SINGAPORE - Singaporeans returned the People’s Action Party (PAP) to government, handing it 83 of the 93 seats, but there was a major upset in Sengkang GRC, which fell to the Workers’ Party (WP), amid a stronger showing for the opposition.
In what was dubbed a crisis election, or the Covid-19 polls, the PAP won 61.24 per cent of the votes, an 8.7-point swing from its 69.9 per cent share in the 2015 polls. This was slightly above the 60.1 per cent it garnered in 2011, which was the party’s worst showing.
The election, billed as the most significant since Singapore’s independence given the backdrop of the pandemic, will see the opposition presence almost doubled to 10 elected MPs in the next Parliament, Singapore’s 14th, since 1965.
Speaking at a 4.30am press conference, Prime Minister Lee Hsien Loong said the PAP had been given a “clear mandate” and a “good result”. Although the share of the popular vote was not as high as he would have liked, it still reflected broad based support for the PAP, he said.
“I will use this mandate responsibly to deal with Covid-19 and the economic downturn and to take us safely through the crisis and beyond,” he said. “At the same time, the results reflect the pain and anxiety that Singaporeans feel in this crisis,” he added, noting that this was not a feel-good election.
He described the loss of NTUC chief Ng Chee Meng, as well as Dr Lam Pin Min and Mr Amrin Amin, from the Sengkang GRC slate as a “significant loss” for the country’s fourth-generation leadership.
Flanked by several members of his Cabinet from the party’s 3G and 4G leadership, he repeated his pledge that he and his senior Cabinet colleagues would stay to see Singapore through the Covid-19 crisis.
He noted that the election also showed that there was a “desire for more diversity” of views in Parliament, which would have 10 elected opposition MPs and two Non-Constituency MPs.
He added that he had called WP chief Pritam Singh to congratulate him on his party’s good showing, and offered him the official designation as Leader of the Opposition.
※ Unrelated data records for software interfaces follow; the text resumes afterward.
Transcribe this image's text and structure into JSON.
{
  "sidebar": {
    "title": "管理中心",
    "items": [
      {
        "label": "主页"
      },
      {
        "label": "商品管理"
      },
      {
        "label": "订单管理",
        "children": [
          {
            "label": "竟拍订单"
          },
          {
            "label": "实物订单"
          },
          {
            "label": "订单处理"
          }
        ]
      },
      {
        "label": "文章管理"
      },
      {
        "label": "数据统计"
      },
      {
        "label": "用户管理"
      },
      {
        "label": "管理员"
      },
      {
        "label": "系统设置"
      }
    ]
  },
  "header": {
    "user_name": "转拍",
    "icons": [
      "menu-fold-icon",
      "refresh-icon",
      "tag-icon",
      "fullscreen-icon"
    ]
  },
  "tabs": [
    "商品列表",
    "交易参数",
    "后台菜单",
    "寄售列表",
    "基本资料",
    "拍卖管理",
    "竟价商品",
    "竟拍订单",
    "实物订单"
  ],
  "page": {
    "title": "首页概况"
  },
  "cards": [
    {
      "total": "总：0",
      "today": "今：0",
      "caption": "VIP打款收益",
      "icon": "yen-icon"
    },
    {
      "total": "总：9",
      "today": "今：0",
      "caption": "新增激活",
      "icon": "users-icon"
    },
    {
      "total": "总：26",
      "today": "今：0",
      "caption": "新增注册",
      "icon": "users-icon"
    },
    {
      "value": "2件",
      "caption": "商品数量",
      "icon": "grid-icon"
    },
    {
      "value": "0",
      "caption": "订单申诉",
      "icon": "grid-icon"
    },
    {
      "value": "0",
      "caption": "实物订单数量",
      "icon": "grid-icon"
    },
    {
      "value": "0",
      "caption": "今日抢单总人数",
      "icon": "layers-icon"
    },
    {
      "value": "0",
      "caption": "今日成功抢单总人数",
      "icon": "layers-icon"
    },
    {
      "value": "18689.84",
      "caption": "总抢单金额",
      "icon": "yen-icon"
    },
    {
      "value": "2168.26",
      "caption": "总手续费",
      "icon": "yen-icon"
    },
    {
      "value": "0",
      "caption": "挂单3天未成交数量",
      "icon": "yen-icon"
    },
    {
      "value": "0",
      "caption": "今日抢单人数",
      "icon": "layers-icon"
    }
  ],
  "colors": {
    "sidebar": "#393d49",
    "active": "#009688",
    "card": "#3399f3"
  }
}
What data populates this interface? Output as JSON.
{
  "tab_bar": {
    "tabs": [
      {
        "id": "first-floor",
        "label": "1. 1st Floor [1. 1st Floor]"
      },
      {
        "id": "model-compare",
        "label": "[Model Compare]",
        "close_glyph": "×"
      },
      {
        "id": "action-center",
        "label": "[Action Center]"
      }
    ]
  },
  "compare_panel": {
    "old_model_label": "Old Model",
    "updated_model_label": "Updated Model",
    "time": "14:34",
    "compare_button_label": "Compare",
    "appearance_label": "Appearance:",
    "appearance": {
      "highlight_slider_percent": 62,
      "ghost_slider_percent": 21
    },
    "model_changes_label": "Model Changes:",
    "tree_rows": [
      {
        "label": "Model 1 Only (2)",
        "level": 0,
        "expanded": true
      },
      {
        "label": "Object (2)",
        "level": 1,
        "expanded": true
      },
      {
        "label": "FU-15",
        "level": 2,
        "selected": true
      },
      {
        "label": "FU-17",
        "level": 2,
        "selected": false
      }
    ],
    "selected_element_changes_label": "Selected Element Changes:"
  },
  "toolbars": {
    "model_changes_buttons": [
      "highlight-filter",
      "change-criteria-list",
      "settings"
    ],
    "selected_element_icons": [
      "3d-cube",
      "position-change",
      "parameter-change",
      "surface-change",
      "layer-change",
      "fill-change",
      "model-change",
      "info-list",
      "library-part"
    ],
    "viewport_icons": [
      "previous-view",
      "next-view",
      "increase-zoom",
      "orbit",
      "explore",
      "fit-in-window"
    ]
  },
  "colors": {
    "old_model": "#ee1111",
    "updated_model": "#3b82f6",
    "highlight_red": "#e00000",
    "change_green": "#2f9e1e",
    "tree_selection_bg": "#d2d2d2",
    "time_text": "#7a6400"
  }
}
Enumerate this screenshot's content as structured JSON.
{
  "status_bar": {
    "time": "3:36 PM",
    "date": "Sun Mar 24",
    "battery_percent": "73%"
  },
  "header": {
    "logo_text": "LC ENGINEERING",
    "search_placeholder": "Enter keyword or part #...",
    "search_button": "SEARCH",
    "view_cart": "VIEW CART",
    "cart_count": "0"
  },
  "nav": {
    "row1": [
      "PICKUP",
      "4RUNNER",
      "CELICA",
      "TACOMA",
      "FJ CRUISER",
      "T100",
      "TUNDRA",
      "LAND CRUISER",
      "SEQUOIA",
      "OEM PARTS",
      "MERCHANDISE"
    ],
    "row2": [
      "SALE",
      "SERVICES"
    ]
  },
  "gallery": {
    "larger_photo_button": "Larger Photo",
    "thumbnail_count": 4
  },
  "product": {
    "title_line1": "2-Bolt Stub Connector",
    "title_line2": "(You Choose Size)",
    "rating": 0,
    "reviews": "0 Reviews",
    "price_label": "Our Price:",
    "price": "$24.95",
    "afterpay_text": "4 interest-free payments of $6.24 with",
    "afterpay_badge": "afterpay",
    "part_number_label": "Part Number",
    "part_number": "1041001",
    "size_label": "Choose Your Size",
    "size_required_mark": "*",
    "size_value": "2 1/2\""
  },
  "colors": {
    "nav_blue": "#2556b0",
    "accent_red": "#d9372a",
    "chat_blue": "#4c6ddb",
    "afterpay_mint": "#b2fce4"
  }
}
Mr Singh thanked him for this. The fears of a wipeout of the opposition, which the WP and others had warned about, proved unfounded, he added.
Instead, the opposition turned in a strong showing, with the WP snagging its second GRC, as well as enjoying a near 10-point swing in its Aljunied GRC base, taking 59.93 per cent of the vote there, and holding on to its Hougang seat. The WP’s plea to voters not to hand the ruling party a “blank cheque” to shape policy at will appeared to have swayed voters.
But the other opposition parties, including the fledgling Progress Singapore Party (PSP) and the Singapore Democratic Party (SDP), which forced close fights in several seats, ended the night empty-handed.
PSP chief Tan Cheng Bock and SDP’s Dr Chee Soon Juan both looked dejected early this morning, declaring that they were “disappointed” with the results.
The PAP had urged the 2.65 million voters registered for the polls to give its tried and trusted team a “strong mandate” to take the country through the crisis, securing their lives, jobs and future.
In the end, the widely expected “flight to safety” in a crisis, given the PAP’s track record leading Singapore for over six decades, did not materialise. Instead, the PAP’s share of the vote was down from its high score in 2015, which was a Jubilee Year for Singapore, and which also saw the passing of founding Prime Minister Lee Kuan Yew, which moved Singaporeans deeply, and contributed to the PAP securing a better result than most had anticipated then.
The WP pulled off the biggest upset, with its slate of mostly fresh faces in the newly carved out Sengkang GRC securing 52.13 per cent of the vote. Speaking at a press conference at close to 4am, Mr Singh thanked voters for supporting the party and said it will not let the results “get over our heads, as there was much work to do”.
The key battleground seats in the east and the west proved to be close calls.
Deputy Prime Minister Heng Swee Keat, whose last-minute tactical switch to East Coast GRC caught most by surprise, pulled in 53.4 per cent of the votes, down from the 60.7 per cent the party managed in 2015. This was a tad down from the 54.8 per cent the PAP secured in 2011.
Over in the west, the keenly watched contest for West Coast GRC proved to be a nail biter, with the PAP holding on to it, but narrowly, with 51.7 per cent of the votes.
Amid the ongoing outbreak, voters had to cast their ballots wearing masks, after sanitising their hands, and while keeping a safe distance from others. This caused some delays which led to long queues forming at several polling stations, prompting an extension of voting hours to 10pm and drawing protests from the opposition camp.
The PAP had sought a strong mandate to tackle the ongoing Covid-19 crisis. But in the end, in the face of the worst crisis to hit Singapore in many decades, most voters plumped for the party which has pulled Singapore through many a difficult moment in the past to take decisive charge, but without a blank cheque, as it shapes the country’s response to the challenges to come.